The hooks slide right into the deco mesh on the wreath. The sign is therefore easily adjustable or removable if I wanted to rock a plain pumpkin wreath, or I may even make a generic “Happy Harvest” sign to use in September and a “Happy Thanksgiving” sign for November to go with this “Boo!” October sign. I love interchangeable decor that you can get more mileage out of!
Plus, since this is just a (former) cereal box, the sign is extremely light-weight and doesn’t pull on or potentially damage the wreath in any way. A thicker chipboard or wood sign would probably be too heavy to use in this instance.
My Cereal Box Sign in All Its Glory!
You wouldn’t believe how many people are shocked to hear that I made this custom sign from a cereal box. Their astonished “You made that–from a *cereal box*??” makes me chuckle every time.

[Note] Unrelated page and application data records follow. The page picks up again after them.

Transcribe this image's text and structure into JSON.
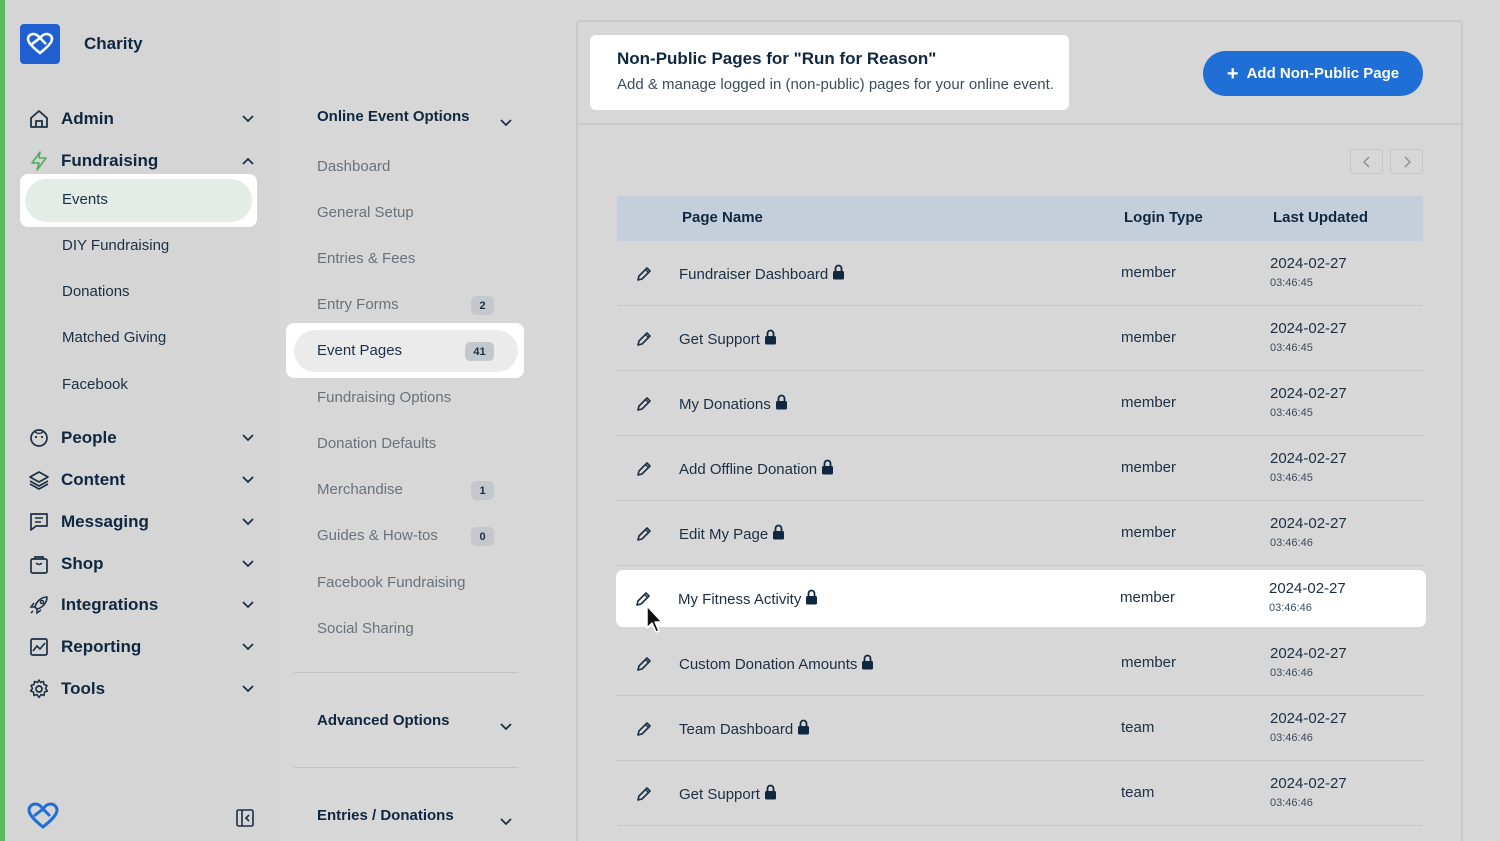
{
  "brand": {
    "name": "Charity"
  },
  "sidebar": {
    "main": [
      {
        "label": "Admin",
        "icon": "home-icon"
      },
      {
        "label": "Fundraising",
        "icon": "bolt-icon"
      },
      {
        "label": "People",
        "icon": "smiley-icon"
      },
      {
        "label": "Content",
        "icon": "layers-icon"
      },
      {
        "label": "Messaging",
        "icon": "message-icon"
      },
      {
        "label": "Shop",
        "icon": "bag-icon"
      },
      {
        "label": "Integrations",
        "icon": "rocket-icon"
      },
      {
        "label": "Reporting",
        "icon": "chart-icon"
      },
      {
        "label": "Tools",
        "icon": "gear-icon"
      }
    ],
    "fundraising_sub": [
      "Events",
      "DIY Fundraising",
      "Donations",
      "Matched Giving",
      "Facebook"
    ],
    "active_sub": "Events"
  },
  "options": {
    "section1": "Online Event Options",
    "items": [
      {
        "label": "Dashboard"
      },
      {
        "label": "General Setup"
      },
      {
        "label": "Entries & Fees"
      },
      {
        "label": "Entry Forms",
        "badge": "2"
      },
      {
        "label": "Event Pages",
        "badge": "41"
      },
      {
        "label": "Fundraising Options"
      },
      {
        "label": "Donation Defaults"
      },
      {
        "label": "Merchandise",
        "badge": "1"
      },
      {
        "label": "Guides & How-tos",
        "badge": "0"
      },
      {
        "label": "Facebook Fundraising"
      },
      {
        "label": "Social Sharing"
      }
    ],
    "active": "Event Pages",
    "section2": "Advanced Options",
    "section3": "Entries / Donations"
  },
  "main": {
    "title": "Non-Public Pages for \"Run for Reason\"",
    "subtitle": "Add & manage logged in (non-public) pages for your online event.",
    "add_button": "Add Non-Public Page",
    "columns": [
      "Page Name",
      "Login Type",
      "Last Updated"
    ],
    "rows": [
      {
        "name": "Fundraiser Dashboard",
        "login": "member",
        "date": "2024-02-27",
        "time": "03:46:45"
      },
      {
        "name": "Get Support",
        "login": "member",
        "date": "2024-02-27",
        "time": "03:46:45"
      },
      {
        "name": "My Donations",
        "login": "member",
        "date": "2024-02-27",
        "time": "03:46:45"
      },
      {
        "name": "Add Offline Donation",
        "login": "member",
        "date": "2024-02-27",
        "time": "03:46:45"
      },
      {
        "name": "Edit My Page",
        "login": "member",
        "date": "2024-02-27",
        "time": "03:46:46"
      },
      {
        "name": "My Fitness Activity",
        "login": "member",
        "date": "2024-02-27",
        "time": "03:46:46"
      },
      {
        "name": "Custom Donation Amounts",
        "login": "member",
        "date": "2024-02-27",
        "time": "03:46:46"
      },
      {
        "name": "Team Dashboard",
        "login": "team",
        "date": "2024-02-27",
        "time": "03:46:46"
      },
      {
        "name": "Get Support",
        "login": "team",
        "date": "2024-02-27",
        "time": "03:46:46"
      }
    ],
    "highlighted_row": 5
  },
  "colors": {
    "accent": "#1f6fd6",
    "brand": "#1f5fd0",
    "edge": "#5cb85c",
    "table_header": "#c5cfdb"
  }
}
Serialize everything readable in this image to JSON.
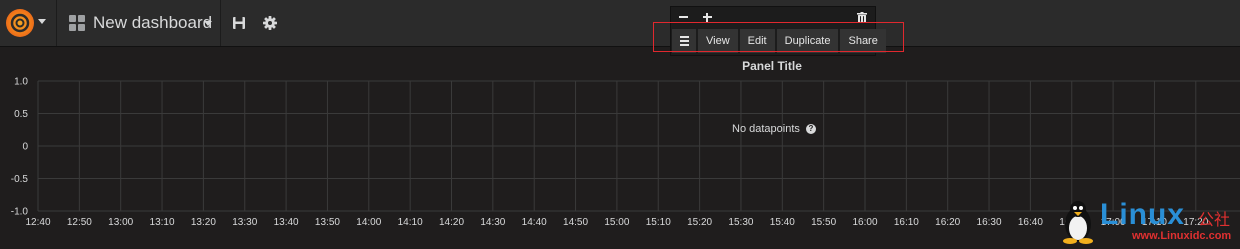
{
  "navbar": {
    "dashboard_title": "New dashboard"
  },
  "panel_menu": {
    "buttons": [
      "View",
      "Edit",
      "Duplicate",
      "Share"
    ]
  },
  "panel": {
    "title": "Panel Title",
    "no_data_text": "No datapoints"
  },
  "chart_data": {
    "type": "line",
    "title": "Panel Title",
    "y_ticks": [
      "1.0",
      "0.5",
      "0",
      "-0.5",
      "-1.0"
    ],
    "ylim": [
      -1.0,
      1.0
    ],
    "x_ticks": [
      "12:40",
      "12:50",
      "13:00",
      "13:10",
      "13:20",
      "13:30",
      "13:40",
      "13:50",
      "14:00",
      "14:10",
      "14:20",
      "14:30",
      "14:40",
      "14:50",
      "15:00",
      "15:10",
      "15:20",
      "15:30",
      "15:40",
      "15:50",
      "16:00",
      "16:10",
      "16:20",
      "16:30",
      "16:40",
      "16:50",
      "17:00",
      "17:10",
      "17:20"
    ],
    "series": [],
    "grid": true,
    "annotation": "No datapoints"
  },
  "watermark": {
    "text": "Linux",
    "chinese": "公社",
    "url": "www.Linuxidc.com"
  }
}
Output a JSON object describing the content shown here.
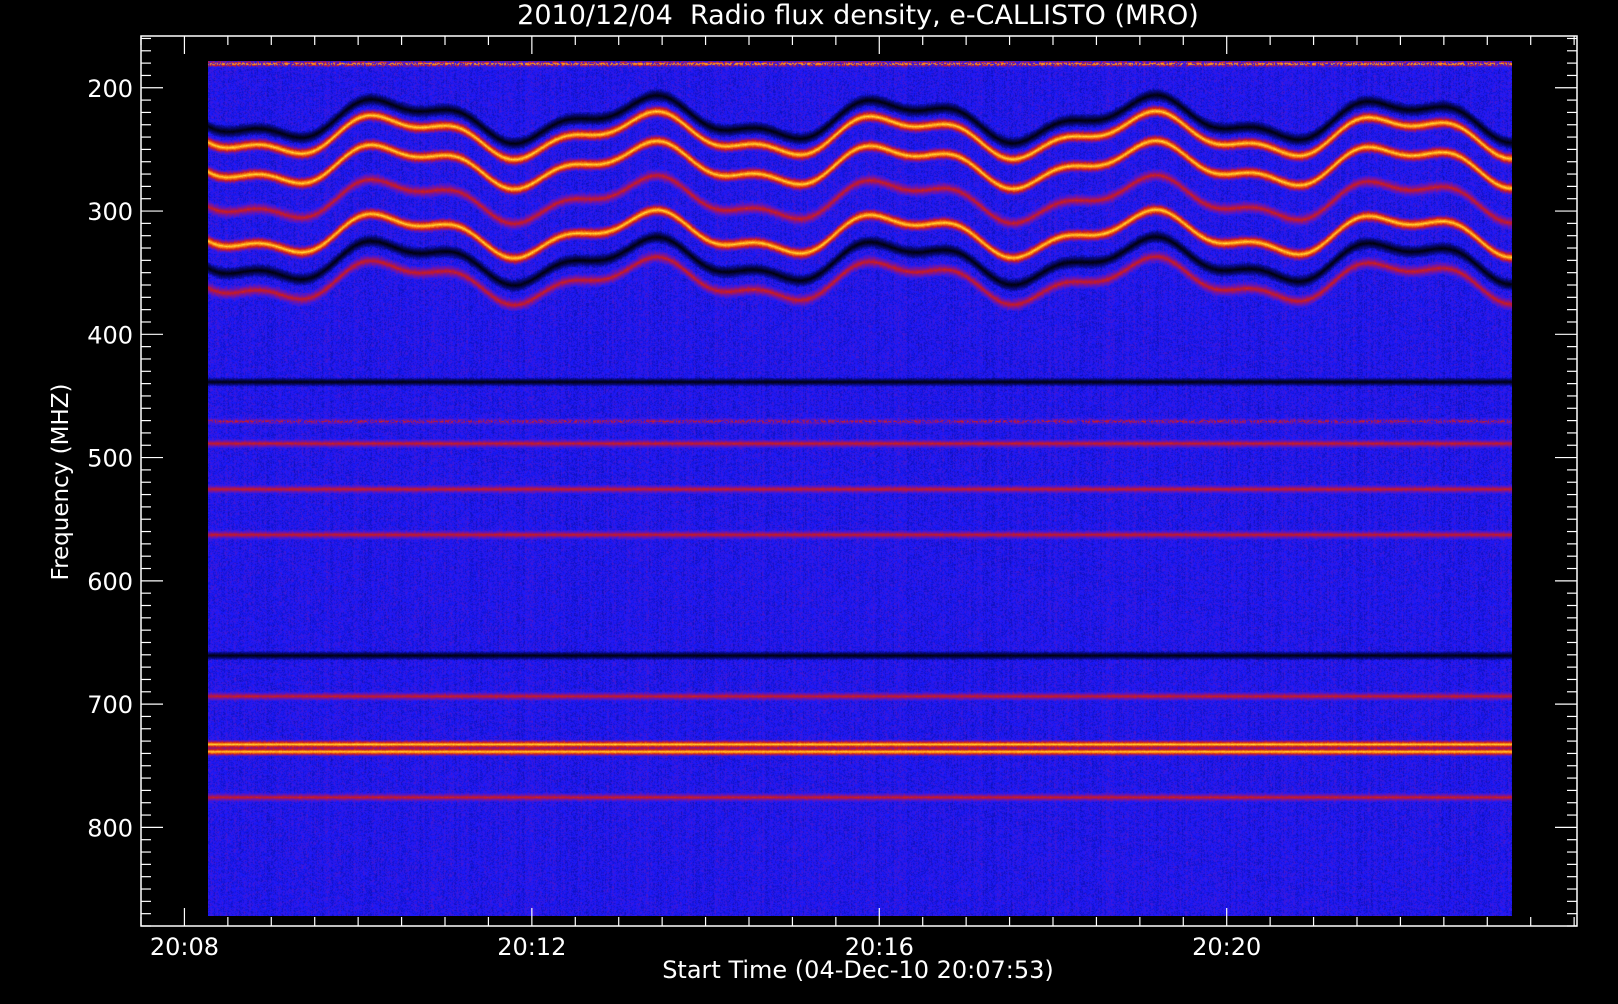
{
  "chart_data": {
    "type": "heatmap",
    "title": "2010/12/04  Radio flux density, e-CALLISTO (MRO)",
    "xlabel": "Start Time (04-Dec-10 20:07:53)",
    "ylabel": "Frequency (MHZ)",
    "x_tick_labels": [
      "20:08",
      "20:12",
      "20:16",
      "20:20"
    ],
    "x_tick_values_min": [
      0.117,
      4.117,
      8.117,
      12.117
    ],
    "y_tick_labels": [
      "200",
      "300",
      "400",
      "500",
      "600",
      "700",
      "800"
    ],
    "y_tick_values": [
      200,
      300,
      400,
      500,
      600,
      700,
      800
    ],
    "xlim_min_after_2007": [
      -0.383,
      16.15
    ],
    "ylim": [
      880,
      158
    ],
    "data_extent": {
      "time_min": [
        0.383,
        15.4
      ],
      "freq_mhz": [
        178,
        872
      ]
    },
    "colormap": {
      "background": "#1a1aff",
      "low": "#000000",
      "mid": "#cc1a1a",
      "high": "#ffdd33",
      "peak": "#ffffb0"
    },
    "bands_mhz": [
      {
        "freq": 180,
        "level": "high",
        "pattern": "speckle"
      },
      {
        "freq": 225,
        "level": "low",
        "pattern": "wavy"
      },
      {
        "freq": 238,
        "level": "high",
        "pattern": "wavy"
      },
      {
        "freq": 262,
        "level": "high",
        "pattern": "wavy"
      },
      {
        "freq": 290,
        "level": "mid",
        "pattern": "wavy"
      },
      {
        "freq": 318,
        "level": "high",
        "pattern": "wavy"
      },
      {
        "freq": 340,
        "level": "low",
        "pattern": "wavy"
      },
      {
        "freq": 356,
        "level": "mid",
        "pattern": "wavy"
      },
      {
        "freq": 438,
        "level": "low",
        "pattern": "band"
      },
      {
        "freq": 470,
        "level": "mid",
        "pattern": "speckle"
      },
      {
        "freq": 488,
        "level": "mid",
        "pattern": "band"
      },
      {
        "freq": 525,
        "level": "mid",
        "pattern": "band"
      },
      {
        "freq": 562,
        "level": "mid",
        "pattern": "band"
      },
      {
        "freq": 660,
        "level": "low",
        "pattern": "band"
      },
      {
        "freq": 693,
        "level": "mid",
        "pattern": "band"
      },
      {
        "freq": 732,
        "level": "high",
        "pattern": "band"
      },
      {
        "freq": 738,
        "level": "high",
        "pattern": "band"
      },
      {
        "freq": 775,
        "level": "mid",
        "pattern": "band"
      }
    ],
    "grid": false,
    "legend": "none"
  }
}
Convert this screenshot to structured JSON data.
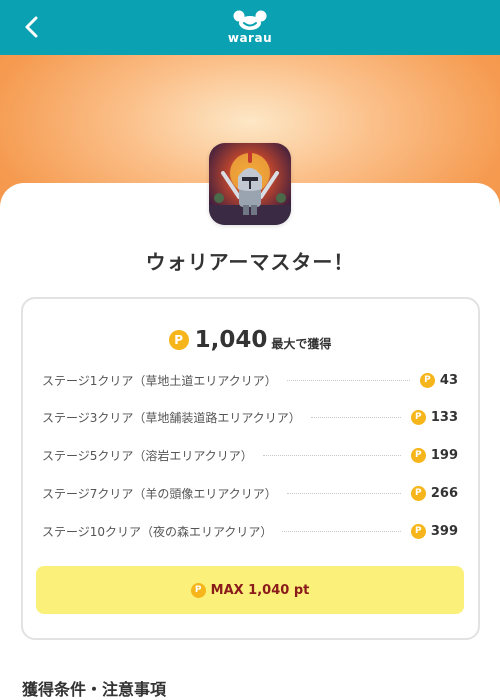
{
  "header": {
    "brand": "warau",
    "back_icon": "chevron-left-icon",
    "color": "#0aa1b2"
  },
  "app": {
    "title": "ウォリアーマスター！",
    "icon": "knight-app-icon"
  },
  "reward": {
    "coin_symbol": "P",
    "total": "1,040",
    "total_suffix": "最大で獲得",
    "steps": [
      {
        "label": "ステージ1クリア（草地土道エリアクリア）",
        "points": "43"
      },
      {
        "label": "ステージ3クリア（草地舗装道路エリアクリア）",
        "points": "133"
      },
      {
        "label": "ステージ5クリア（溶岩エリアクリア）",
        "points": "199"
      },
      {
        "label": "ステージ7クリア（羊の頭像エリアクリア）",
        "points": "266"
      },
      {
        "label": "ステージ10クリア（夜の森エリアクリア）",
        "points": "399"
      }
    ],
    "max_label": "MAX 1,040 pt",
    "coin_color": "#f6b51a",
    "max_bg": "#fbf07a"
  },
  "section": {
    "title": "獲得条件・注意事項"
  }
}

It is quite amazing that you can’t tell from the final product that it once housed chunks of shredded wheat.
Here’s another sign I made from a cereal box that’s now a part of our NFL House Divided Wreath.
I would obviously only use these cereal box signs indoors since they wouldn’t last very long exposed to the elements outside (but then again, maybe you could seal them….if you try it let me know how it turns out!). And you of course are not limited to cereal boxes! Other boxes around the house would work just as well as a free substitute for chipboard….tissue boxes, other snacks/food items, household items, etc., can also be used. Hooray for upcycling!
These signs would be perfect for hanging not only on wreaths, but also as:
- Door signs (kids’ rooms, play room, craft room, laundry room, etc.)
- Christmas ornaments or other holiday decor
- General home decor
- Wine bottle charms
- Gift tags
- Scrapbooking features
So, save yourself some money while helping out the planet and upcycle a cereal box into your very own sign! I’d love to see whatever you create!
Thanks so much for stopping by!